NATO Secretary General from Tiblisi: “Georgia will eventually join the Alliance”…

NATO Secretary General Jens Stoltenberg visited Georgia on Monday (25 March 2019) to observe NATO and Georgian forces training together. The NATO-Georgia exercise brings together around 350 participants from 24 NATO and partner countries and international organisations. The exercise is being held at the NATO-Georgia Joint Training and Evaluation Centre, which has been helping to strengthen Georgia’s defences since it was inaugurated in 2015.

Mr. Stoltenberg said the exercise shows how NATO and Georgia are stepping up their cooperation. Georgia is one of NATO’s closest partners, working with the Alliance on security in the Black Sea region.

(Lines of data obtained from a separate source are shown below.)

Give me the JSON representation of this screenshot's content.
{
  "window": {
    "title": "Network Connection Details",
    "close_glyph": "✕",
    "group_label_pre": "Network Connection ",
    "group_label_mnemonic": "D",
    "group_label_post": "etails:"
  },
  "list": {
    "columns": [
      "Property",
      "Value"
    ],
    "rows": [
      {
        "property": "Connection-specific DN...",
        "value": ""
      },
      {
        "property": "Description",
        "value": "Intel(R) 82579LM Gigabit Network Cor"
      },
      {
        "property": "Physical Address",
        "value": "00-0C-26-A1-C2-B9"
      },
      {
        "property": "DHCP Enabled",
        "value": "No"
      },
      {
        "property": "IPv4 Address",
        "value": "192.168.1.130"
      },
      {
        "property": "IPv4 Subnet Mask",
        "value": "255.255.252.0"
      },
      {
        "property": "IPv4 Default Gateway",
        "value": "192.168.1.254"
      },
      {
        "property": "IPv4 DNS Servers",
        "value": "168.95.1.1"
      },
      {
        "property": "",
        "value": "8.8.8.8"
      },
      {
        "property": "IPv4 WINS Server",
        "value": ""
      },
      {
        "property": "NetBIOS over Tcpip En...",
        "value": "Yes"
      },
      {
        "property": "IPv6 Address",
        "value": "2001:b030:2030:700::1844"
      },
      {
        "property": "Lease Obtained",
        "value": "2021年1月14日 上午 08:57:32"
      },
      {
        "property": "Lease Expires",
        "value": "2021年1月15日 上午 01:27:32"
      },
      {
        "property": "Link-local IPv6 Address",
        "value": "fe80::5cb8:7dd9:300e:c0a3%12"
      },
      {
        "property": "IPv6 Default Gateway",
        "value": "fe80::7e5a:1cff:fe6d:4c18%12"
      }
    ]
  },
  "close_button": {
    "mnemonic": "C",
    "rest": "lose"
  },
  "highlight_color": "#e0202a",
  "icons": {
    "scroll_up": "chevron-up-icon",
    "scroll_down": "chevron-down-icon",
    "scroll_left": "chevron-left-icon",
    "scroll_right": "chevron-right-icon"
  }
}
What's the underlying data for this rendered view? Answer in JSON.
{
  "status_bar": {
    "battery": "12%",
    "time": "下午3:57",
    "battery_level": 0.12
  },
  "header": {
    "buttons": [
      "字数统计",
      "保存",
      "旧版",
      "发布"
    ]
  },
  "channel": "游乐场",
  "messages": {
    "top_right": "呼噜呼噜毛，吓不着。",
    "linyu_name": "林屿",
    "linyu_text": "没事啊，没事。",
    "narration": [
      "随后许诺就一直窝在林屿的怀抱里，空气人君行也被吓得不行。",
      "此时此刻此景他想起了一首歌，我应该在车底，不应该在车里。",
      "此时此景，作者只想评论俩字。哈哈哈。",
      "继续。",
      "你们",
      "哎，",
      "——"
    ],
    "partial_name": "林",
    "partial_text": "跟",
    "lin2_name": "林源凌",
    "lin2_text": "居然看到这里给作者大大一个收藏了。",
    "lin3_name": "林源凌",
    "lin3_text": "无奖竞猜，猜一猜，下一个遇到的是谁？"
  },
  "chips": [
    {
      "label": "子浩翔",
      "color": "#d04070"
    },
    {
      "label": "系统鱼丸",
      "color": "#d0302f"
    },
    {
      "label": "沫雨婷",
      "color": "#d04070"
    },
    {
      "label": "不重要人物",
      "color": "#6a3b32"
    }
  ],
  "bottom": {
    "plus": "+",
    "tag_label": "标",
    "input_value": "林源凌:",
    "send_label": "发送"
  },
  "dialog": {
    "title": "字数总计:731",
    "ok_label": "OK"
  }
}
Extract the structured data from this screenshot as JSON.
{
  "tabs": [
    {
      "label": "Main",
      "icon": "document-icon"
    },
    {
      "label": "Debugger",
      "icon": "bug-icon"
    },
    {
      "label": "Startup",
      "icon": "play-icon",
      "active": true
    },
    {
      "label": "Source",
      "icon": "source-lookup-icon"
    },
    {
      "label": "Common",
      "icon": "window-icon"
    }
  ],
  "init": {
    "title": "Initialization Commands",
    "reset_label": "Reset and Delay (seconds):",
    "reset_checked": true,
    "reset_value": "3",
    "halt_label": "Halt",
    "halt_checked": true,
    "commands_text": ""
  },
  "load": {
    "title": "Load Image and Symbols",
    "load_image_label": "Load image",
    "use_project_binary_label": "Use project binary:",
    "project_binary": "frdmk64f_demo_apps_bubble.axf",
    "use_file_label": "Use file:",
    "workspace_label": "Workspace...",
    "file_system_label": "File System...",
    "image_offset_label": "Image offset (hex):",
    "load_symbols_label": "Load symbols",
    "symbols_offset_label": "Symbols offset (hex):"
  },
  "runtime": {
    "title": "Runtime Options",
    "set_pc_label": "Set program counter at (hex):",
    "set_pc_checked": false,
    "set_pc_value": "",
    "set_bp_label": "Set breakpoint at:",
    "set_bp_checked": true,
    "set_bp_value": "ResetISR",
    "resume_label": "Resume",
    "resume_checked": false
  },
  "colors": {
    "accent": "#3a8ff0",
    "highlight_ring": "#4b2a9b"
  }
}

Georgia is also the largest non-NATO contributor to the Alliance’s training mission in Afghanistan and it contributes to the NATO Response Force.

Last summer in Brussels, NATO leaders reconfirmed the 2008 Bucharest Summit decision that Georgia will become a member of NATO. The Secretary General praised Georgia’s progress in making important reforms and encouraged it to continue these efforts.

During his visit Mr. Stoltenberg had talks with the President of Georgia, Ms. Salome Zourabichvili, the Prime Minister, Mr. Mamuka Bakhtadze, and other high level officials.

Joint press conference with NATO Secretary General Jens Stoltenberg and the Prime Minister of Georgia, Mamuka Bakhtadze

During a visit to Georgia, NATO Secretary-General Jens Stoltenberg has again said that the South Caucasus country will eventually join the Western military alliance, despite the Kremlin’s fierce opposition. Stoltenberg was in Tbilisi on March 25 to hold meetings with Georgian officials and attend joint NATO-Georgia military exercises, wrote RFE/RL.

Speaking alongside Prime Minister Mamuka Bakhtadze, he said that the 29 NATO member states had “clearly stated that Georgia will become a member of NATO.”

“We will continue working together to prepare for Georgia’s NATO membership,” Stoltenberg said, adding that no country has the right to influence NATO’s open-door policy. “We are not accepting that Russia or any other power can decide what members can do,” he said. Bakhtadze said that “NATO membership is the choice of the Georgian people.”

At a 2008 summit in Bucharest, NATO agreed that Georgia will eventually become a member, but no firm date has been set, although the membership perspective for the country has been reconfirmed at every summit ever since.

The country of some 3.7 million people fought a brief war with Russia in August 2008, and Moscow’s continued military presence on the country’s territory adds to tensions in the region. After the war, Russia left thousands of troops in Georgia’s breakaway regions of South Ossetia and Abkhazia and recognized both as independent countries.

In Tbilisi, Stoltenberg held talks with Georgian President Salome Zurabishvili, during which he hailed Georgia’s commitment to reforms. The NATO chief also reiterated the allies’ support for Georgia’s territorial integrity and sovereignty.

Held at the Krtsanisi National Training Center near Tbilisi, the 12-day joint military exercises involve around 350 personnel from 24 NATO member states and partner countries. The drills, dubbed NATO-Georgia Exercise 2019, will last until March 29.

SOURCE: Radio Free Europe / Radio Liberty